Laws in states including Texas and Utah recently increased the penalty for knowingly attacking a healthcare provider and causing substantial injury from a misdemeanor to a third-degree felony, the same penalty as attacking a police officer.
An Ohio law authorizes hospitals to post a warning sign that could include communicating that abuse or assault of staff will not be tolerated and could result in a felony charge.
ccording to legislation passed in April of this year, OSHA California Section 3342 of Title 8 of the California Code of Regulations, Cal/OSHA Violence Prevention in Health Care requires that by April 2018 healthcare employers create and implement, with direct-care staff input, comprehensive facility- and unit-specific workplace violence prevention plans. The following healthcare employers are covered by the standard: All health facilities that admit patients for 24 hours or longer including all clinics and other operations located in the same facility, home healthcare and home-based hospice, emergency medical services and medical transport, drug treatment programs and outpatient medical services to the incarcerated.
Freelance writer Marcia Frellick contributed to the research and writing of this article.
CE130-60: Preventing Violence in the Healthcare Setting (1 contact hr)
Violence in healthcare reflects the chaos of a broader work environment. The National Institute for Occupational Safety and Health defines workplace violence as “violent acts (including physical assaults and threats of assaults) directed toward persons at work or on duty.” Experts not only agree on the extent of violence in the healthcare setting, but they also concur on its best treatment — education and prevention. Nurses heighten their awareness and expertise in dealing with violence in their professional settings by learning to identify risk factors and warning signs and by applying interventions that could shield their patients and themselves from harm.

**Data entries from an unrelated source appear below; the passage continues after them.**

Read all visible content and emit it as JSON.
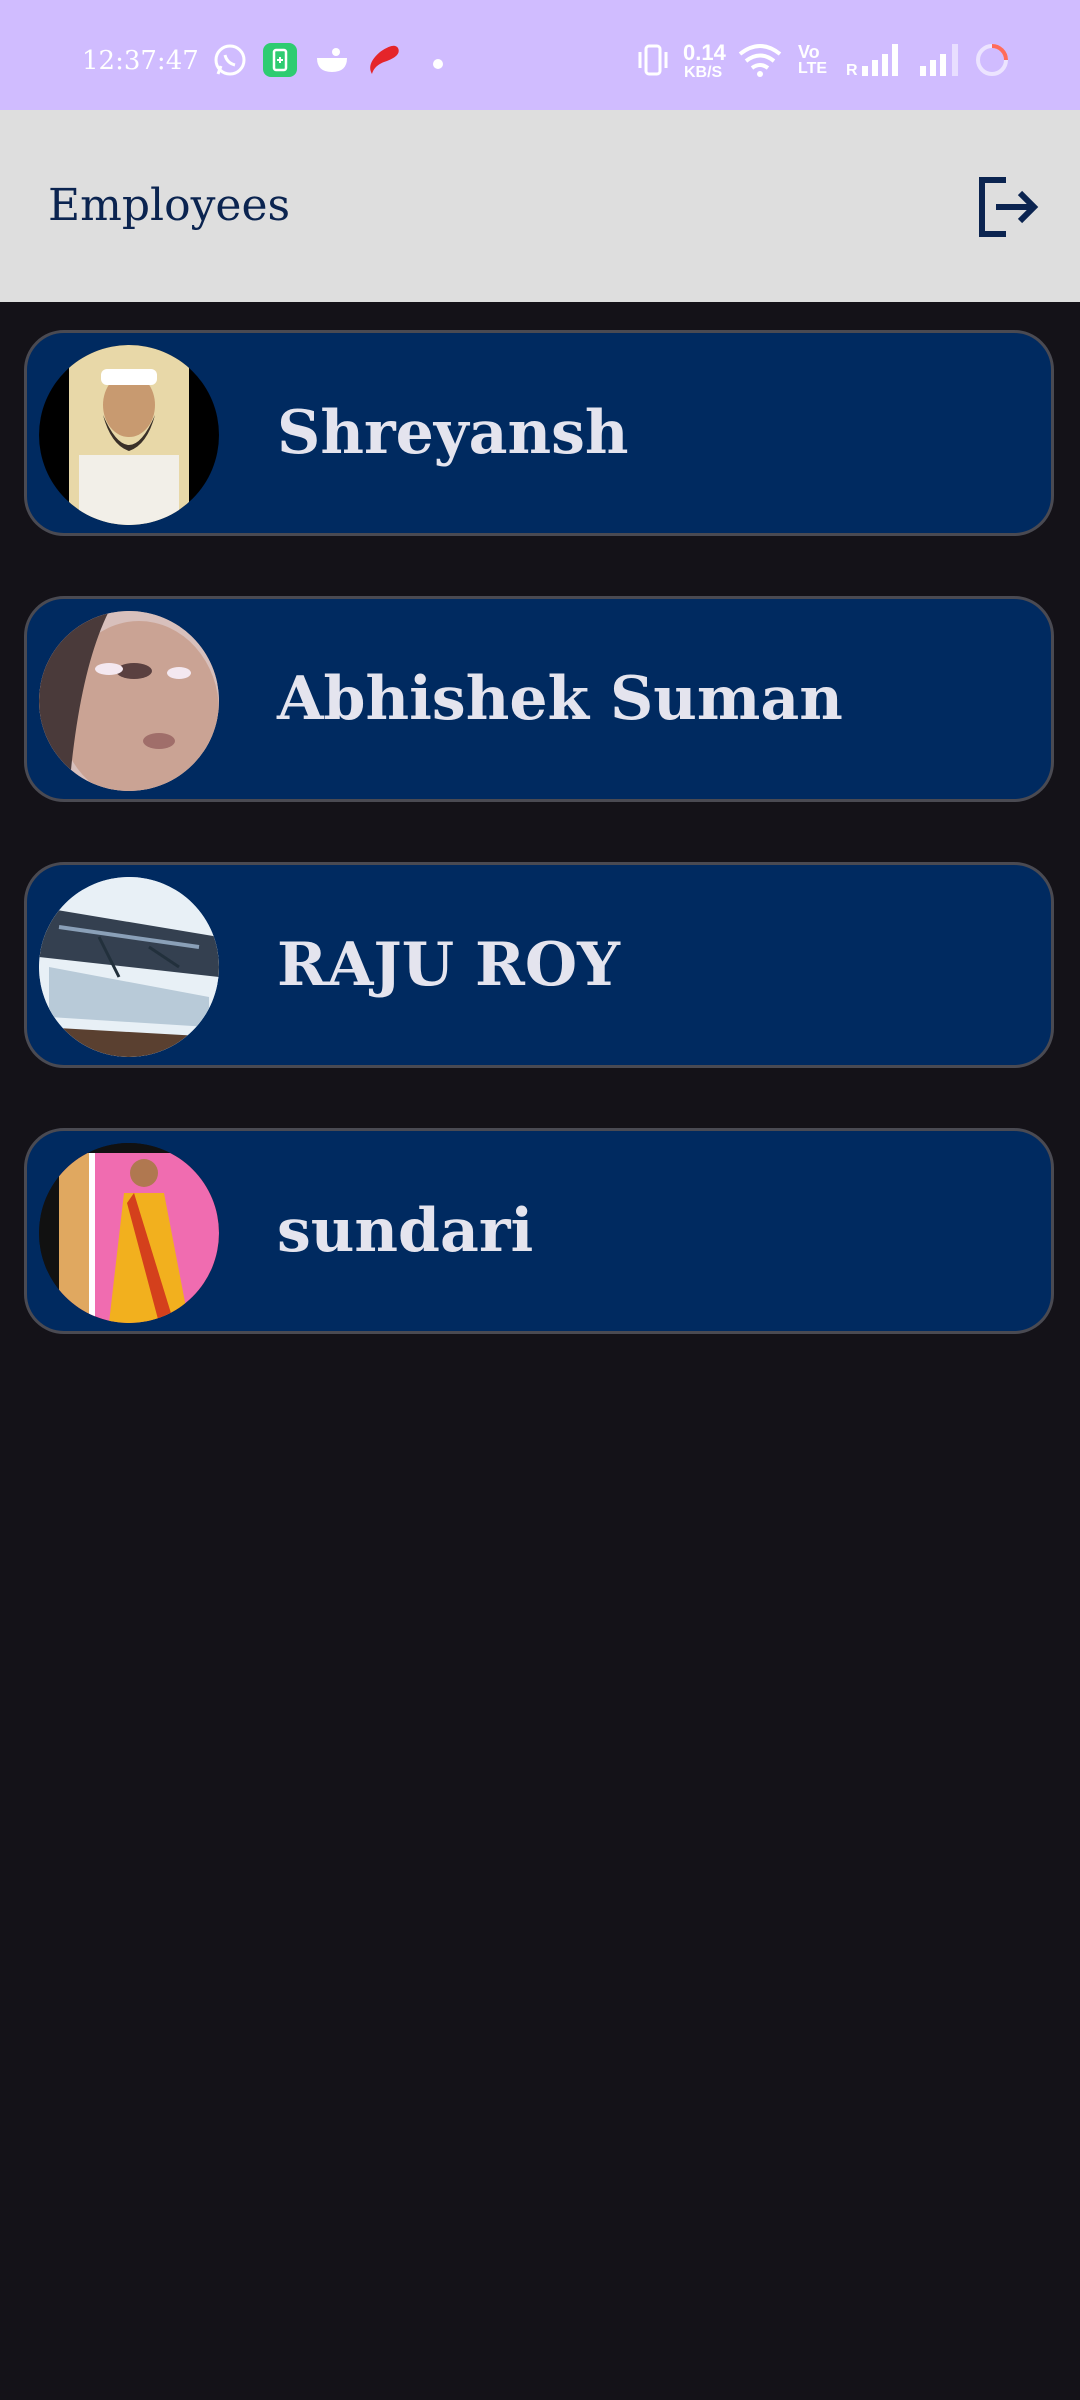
{
  "status_bar": {
    "time": "12:37:47",
    "speed_value": "0.14",
    "speed_unit": "KB/S",
    "volte_top": "Vo",
    "volte_bottom": "LTE",
    "roaming": "R",
    "icons": [
      "whatsapp-icon",
      "battery-saver-icon",
      "app-icon",
      "airtel-icon",
      "dot-icon",
      "vibrate-icon",
      "wifi-icon",
      "signal-icon",
      "signal-icon",
      "loading-icon"
    ]
  },
  "app_bar": {
    "title": "Employees",
    "logout_icon": "logout-icon"
  },
  "employees": [
    {
      "name": "Shreyansh"
    },
    {
      "name": "Abhishek Suman"
    },
    {
      "name": "RAJU ROY"
    },
    {
      "name": "sundari"
    }
  ],
  "colors": {
    "status_bar": "#d0bcff",
    "app_bar": "#dedede",
    "background": "#141218",
    "card": "#002a60",
    "card_border": "#4a4a52",
    "title": "#0b2450",
    "name": "#e4e4ee"
  }
}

WEB296: Nurse Bullying: Stereotype or Reality? What Can We Do About It? (1 contact hr)
October is Bullying Prevention Month. Have you ever felt bullied in the workplace? How has the “nurses eat their young” idiom survived through nursing history? In the past few years, interesting research has emerged ranging from workplace aggression to incivility to nurse bullying. Knowledge is power. Become equipped to professionally challenge bullying in the workplace and empowered to demonstrate good examples of nursing leadership in our profession!